* What the task asks:
Report every line in the listing below where the string "optional" shows up.
----- Input
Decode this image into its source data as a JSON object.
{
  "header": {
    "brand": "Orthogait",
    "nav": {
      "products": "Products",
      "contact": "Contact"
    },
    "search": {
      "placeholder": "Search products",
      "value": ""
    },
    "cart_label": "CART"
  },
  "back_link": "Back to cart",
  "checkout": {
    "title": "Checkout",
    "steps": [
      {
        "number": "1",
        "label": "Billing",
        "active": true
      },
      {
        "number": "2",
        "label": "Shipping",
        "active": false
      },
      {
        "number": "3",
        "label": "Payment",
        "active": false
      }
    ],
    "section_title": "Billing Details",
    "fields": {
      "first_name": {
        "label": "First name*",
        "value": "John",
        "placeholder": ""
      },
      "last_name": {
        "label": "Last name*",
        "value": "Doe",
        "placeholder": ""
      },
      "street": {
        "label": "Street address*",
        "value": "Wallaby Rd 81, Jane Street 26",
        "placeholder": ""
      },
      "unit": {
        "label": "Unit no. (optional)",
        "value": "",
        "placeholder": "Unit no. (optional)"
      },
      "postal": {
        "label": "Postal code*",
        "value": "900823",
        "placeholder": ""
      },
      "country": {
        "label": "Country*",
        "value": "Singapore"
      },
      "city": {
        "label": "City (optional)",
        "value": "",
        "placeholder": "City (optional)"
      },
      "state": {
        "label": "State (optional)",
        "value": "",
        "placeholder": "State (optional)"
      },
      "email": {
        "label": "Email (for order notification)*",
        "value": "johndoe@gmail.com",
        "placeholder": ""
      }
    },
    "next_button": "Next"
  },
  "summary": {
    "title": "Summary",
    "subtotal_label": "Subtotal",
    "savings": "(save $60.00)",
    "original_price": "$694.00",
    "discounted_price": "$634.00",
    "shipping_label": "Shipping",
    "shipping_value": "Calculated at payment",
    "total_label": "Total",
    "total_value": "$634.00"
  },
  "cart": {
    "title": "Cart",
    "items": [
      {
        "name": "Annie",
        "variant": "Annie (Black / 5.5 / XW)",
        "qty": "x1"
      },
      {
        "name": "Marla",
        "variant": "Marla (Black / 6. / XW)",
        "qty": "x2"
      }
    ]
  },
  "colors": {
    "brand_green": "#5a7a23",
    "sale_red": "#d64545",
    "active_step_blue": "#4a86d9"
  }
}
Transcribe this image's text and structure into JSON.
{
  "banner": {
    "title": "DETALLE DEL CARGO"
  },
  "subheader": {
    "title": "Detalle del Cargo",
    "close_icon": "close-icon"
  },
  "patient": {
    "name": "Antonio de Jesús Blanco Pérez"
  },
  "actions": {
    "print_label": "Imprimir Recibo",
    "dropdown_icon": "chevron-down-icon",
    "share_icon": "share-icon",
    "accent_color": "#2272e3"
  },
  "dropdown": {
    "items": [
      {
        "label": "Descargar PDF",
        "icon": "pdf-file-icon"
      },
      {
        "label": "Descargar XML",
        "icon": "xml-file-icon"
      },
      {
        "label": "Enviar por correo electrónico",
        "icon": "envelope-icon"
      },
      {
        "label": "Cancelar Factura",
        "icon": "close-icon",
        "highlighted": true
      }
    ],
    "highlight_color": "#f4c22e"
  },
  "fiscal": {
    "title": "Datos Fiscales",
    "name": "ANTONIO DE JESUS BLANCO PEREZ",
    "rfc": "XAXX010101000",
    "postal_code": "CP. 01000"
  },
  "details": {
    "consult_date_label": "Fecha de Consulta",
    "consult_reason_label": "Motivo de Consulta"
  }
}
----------
* Finished exercise:
        "label": "Unit no. (optional)",
        "placeholder": "Unit no. (optional)"
        "label": "City (optional)",
        "placeholder": "City (optional)"
        "label": "State (optional)",
        "placeholder": "State (optional)"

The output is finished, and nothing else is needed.